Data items
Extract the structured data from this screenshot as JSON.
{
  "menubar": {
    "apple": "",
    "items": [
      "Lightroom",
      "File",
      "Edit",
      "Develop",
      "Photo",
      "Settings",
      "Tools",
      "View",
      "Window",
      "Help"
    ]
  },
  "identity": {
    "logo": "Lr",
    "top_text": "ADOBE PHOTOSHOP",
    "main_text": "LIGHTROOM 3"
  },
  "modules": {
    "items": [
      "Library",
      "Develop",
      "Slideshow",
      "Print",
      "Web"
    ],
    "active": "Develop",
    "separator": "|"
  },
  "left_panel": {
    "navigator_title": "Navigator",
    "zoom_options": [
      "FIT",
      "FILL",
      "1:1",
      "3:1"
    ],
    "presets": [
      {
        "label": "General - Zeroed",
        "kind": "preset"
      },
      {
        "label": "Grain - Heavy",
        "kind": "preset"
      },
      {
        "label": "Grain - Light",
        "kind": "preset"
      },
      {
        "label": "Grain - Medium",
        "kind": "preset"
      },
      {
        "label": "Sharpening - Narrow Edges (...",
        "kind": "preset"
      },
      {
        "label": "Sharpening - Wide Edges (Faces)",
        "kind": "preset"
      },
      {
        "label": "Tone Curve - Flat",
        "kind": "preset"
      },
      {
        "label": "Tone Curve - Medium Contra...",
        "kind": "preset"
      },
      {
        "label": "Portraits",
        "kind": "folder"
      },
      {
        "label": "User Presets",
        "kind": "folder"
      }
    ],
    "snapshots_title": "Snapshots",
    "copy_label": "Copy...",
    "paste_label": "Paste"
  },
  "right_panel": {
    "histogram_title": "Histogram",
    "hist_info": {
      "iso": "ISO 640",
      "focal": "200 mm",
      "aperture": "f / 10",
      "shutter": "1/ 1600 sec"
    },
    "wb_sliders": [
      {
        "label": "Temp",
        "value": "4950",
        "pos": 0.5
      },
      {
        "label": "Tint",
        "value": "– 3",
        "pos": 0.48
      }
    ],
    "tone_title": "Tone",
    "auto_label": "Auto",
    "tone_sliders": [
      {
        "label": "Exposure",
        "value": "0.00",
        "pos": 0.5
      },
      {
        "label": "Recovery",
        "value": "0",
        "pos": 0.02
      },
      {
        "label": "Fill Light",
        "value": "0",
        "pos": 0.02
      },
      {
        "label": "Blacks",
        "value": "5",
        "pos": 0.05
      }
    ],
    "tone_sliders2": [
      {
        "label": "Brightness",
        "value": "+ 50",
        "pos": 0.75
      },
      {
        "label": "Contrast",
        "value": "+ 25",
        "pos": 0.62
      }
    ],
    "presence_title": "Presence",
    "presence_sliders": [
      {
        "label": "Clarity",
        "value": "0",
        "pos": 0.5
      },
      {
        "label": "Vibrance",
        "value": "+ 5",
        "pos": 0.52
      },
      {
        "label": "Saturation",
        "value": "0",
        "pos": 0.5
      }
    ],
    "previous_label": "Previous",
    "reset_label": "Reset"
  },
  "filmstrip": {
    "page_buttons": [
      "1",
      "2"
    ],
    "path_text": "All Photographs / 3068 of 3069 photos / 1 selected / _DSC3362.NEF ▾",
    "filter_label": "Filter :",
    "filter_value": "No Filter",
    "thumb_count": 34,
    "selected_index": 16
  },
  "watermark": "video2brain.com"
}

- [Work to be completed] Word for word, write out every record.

- [Response area]
Extract the structured data from this screenshot as JSON.
{
  "menubar": {
    "apple": "",
    "items": [
      "Lightroom",
      "File",
      "Edit",
      "Develop",
      "Photo",
      "Settings",
      "Tools",
      "View",
      "Window",
      "Help"
    ]
  },
  "identity": {
    "logo": "Lr",
    "top_text": "ADOBE PHOTOSHOP",
    "main_text": "LIGHTROOM 3"
  },
  "modules": {
    "items": [
      "Library",
      "Develop",
      "Slideshow",
      "Print",
      "Web"
    ],
    "active": "Develop",
    "separator": "|"
  },
  "left_panel": {
    "navigator_title": "Navigator",
    "zoom_options": [
      "FIT",
      "FILL",
      "1:1",
      "3:1"
    ],
    "presets": [
      {
        "label": "General - Zeroed",
        "kind": "preset"
      },
      {
        "label": "Grain - Heavy",
        "kind": "preset"
      },
      {
        "label": "Grain - Light",
        "kind": "preset"
      },
      {
        "label": "Grain - Medium",
        "kind": "preset"
      },
      {
        "label": "Sharpening - Narrow Edges (...",
        "kind": "preset"
      },
      {
        "label": "Sharpening - Wide Edges (Faces)",
        "kind": "preset"
      },
      {
        "label": "Tone Curve - Flat",
        "kind": "preset"
      },
      {
        "label": "Tone Curve - Medium Contra...",
        "kind": "preset"
      },
      {
        "label": "Portraits",
        "kind": "folder"
      },
      {
        "label": "User Presets",
        "kind": "folder"
      }
    ],
    "snapshots_title": "Snapshots",
    "copy_label": "Copy...",
    "paste_label": "Paste"
  },
  "right_panel": {
    "histogram_title": "Histogram",
    "hist_info": {
      "iso": "ISO 640",
      "focal": "200 mm",
      "aperture": "f / 10",
      "shutter": "1/ 1600 sec"
    },
    "wb_sliders": [
      {
        "label": "Temp",
        "value": "4950",
        "pos": 0.5
      },
      {
        "label": "Tint",
        "value": "– 3",
        "pos": 0.48
      }
    ],
    "tone_title": "Tone",
    "auto_label": "Auto",
    "tone_sliders": [
      {
        "label": "Exposure",
        "value": "0.00",
        "pos": 0.5
      },
      {
        "label": "Recovery",
        "value": "0",
        "pos": 0.02
      },
      {
        "label": "Fill Light",
        "value": "0",
        "pos": 0.02
      },
      {
        "label": "Blacks",
        "value": "5",
        "pos": 0.05
      }
    ],
    "tone_sliders2": [
      {
        "label": "Brightness",
        "value": "+ 50",
        "pos": 0.75
      },
      {
        "label": "Contrast",
        "value": "+ 25",
        "pos": 0.62
      }
    ],
    "presence_title": "Presence",
    "presence_sliders": [
      {
        "label": "Clarity",
        "value": "0",
        "pos": 0.5
      },
      {
        "label": "Vibrance",
        "value": "+ 5",
        "pos": 0.52
      },
      {
        "label": "Saturation",
        "value": "0",
        "pos": 0.5
      }
    ],
    "previous_label": "Previous",
    "reset_label": "Reset"
  },
  "filmstrip": {
    "page_buttons": [
      "1",
      "2"
    ],
    "path_text": "All Photographs / 3068 of 3069 photos / 1 selected / _DSC3362.NEF ▾",
    "filter_label": "Filter :",
    "filter_value": "No Filter",
    "thumb_count": 34,
    "selected_index": 16
  },
  "watermark": "video2brain.com"
}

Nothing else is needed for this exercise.